The mood was set for Tom Burr’s latest solo exhibition by Black Storm Door, in which a man’s old black overcoat hung from the knob of a simple wooden door that leaned against the wall in the gallery entryway. Many of the works were similarly casual-seeming ensembles from which one got the feeling that, as Burr told the Art Newspaper last year, “the actors have left the stage.” Ten sculptures and two collages from 2009 and a photo work from 2006 demonstrated Burr’s interests in quasi-figurative sculpture, the nature of identity, and the way persons and their times are understood through their material traces.
Departure and return, a theme introduced by Black Storm Door, was taken up in Caged Kate, a collage on board in three parts (each 24 by 48 inches). English singer-songwriter Kate Bush appears in press clippings and on album sleeves, including the cover of her hit 1985 record Hounds of Love, all held in place with prominent thumbtacks. Several clippings from 2005 refer to a new release after a 12-year hiatus. Also pinned to the board are a pair of Dior stockings, which were echoed in slumbering object of my sleepless attention, a white, 12-foot-long hinged wood panel that reclined on the floor nearby, as if posing sexily, with a pair of men’s Dior pajamas thumbtacked to it.
Continuing Caged Kate’s alliteration was languidly lingering a little too long. A low, 13-foot-long wood platform and some steel poles form a wardrobe in which dangle cheap hangers and a frayed, inside-out Helmut Lang overcoat. The 46-year-old Burr has previously used his personal Lang clothing as a surrogate; in view of the overstayed welcome of the title, the garment here suggests a joke at his own expense.
Also gently self-mocking is the 2006 Burrville, a group of 21 small black-and-white photographs, arranged in a grid, that depict a “defunct” town near Burr’s Connecticut studio. The pictures represent blank billboards, empty wintry landscapes and cracked blacktop. Two photos show the town’s name in signage. If these artworks can serve as signs for the namesake artist’s identity, Burr drolly suggests, we can read little in them.
The four-panel hinged wood screen of Golden Age alludes to human presence by recalling furniture that offers a fragile privacy. Piled on the floor to one side of it were five copies of the boosterish 1973 book Doctor, Make Me Beautiful!, authored by a plastic surgeon.

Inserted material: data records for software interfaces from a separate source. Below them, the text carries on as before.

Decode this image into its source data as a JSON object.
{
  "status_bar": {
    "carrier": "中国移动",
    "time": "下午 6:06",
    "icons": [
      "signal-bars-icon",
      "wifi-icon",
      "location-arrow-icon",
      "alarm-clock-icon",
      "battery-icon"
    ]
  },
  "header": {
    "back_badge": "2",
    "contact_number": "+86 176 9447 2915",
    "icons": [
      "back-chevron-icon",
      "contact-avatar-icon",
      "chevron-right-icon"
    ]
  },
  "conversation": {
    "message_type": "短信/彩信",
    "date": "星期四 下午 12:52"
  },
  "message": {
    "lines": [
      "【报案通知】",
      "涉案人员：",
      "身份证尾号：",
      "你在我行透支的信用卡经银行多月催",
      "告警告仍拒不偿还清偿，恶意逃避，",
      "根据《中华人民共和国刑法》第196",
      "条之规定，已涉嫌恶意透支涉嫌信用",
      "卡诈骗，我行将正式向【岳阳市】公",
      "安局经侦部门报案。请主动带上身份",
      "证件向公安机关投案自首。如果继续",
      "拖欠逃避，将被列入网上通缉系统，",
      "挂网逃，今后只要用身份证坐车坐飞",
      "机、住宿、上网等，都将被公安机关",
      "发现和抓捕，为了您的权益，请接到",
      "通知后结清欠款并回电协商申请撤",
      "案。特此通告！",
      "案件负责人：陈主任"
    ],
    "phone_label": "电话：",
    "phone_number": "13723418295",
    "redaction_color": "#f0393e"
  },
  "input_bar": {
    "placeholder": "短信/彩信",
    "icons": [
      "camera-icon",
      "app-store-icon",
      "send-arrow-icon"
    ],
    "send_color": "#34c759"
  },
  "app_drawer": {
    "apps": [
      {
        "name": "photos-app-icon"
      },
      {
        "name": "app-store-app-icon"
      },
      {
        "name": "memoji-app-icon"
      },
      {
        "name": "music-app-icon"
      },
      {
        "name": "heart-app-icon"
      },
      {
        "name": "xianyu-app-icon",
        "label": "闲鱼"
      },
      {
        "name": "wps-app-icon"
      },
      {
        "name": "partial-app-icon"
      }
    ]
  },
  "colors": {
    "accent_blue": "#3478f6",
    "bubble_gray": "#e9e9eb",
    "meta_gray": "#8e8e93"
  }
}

While Burrville offers vacancy where identity should be, Golden Age suggests a mask.
The various threads wove throughout: 12 Steps to Hell echoes the allusion to Kate Bush’s 12-year sabbatical, the battered Adidas in two sculptures call back to Dior and Lang, and the unplugged headphones—in American Master, an homage to John Cage—indicate we’ve shown up a little too late. The show’s title, “sentence,” sums up the way these works relate—each piece seems to follow from and link to the others. That the word could refer as well to a term of punishment, also resonating with the theme of absence and return, makes the designation all the richer.
Photo: View of Tom Burr’s exhibition “sentence,” showing (foreground) slumbering object of my sleepless attention, 2009; at Bortolami.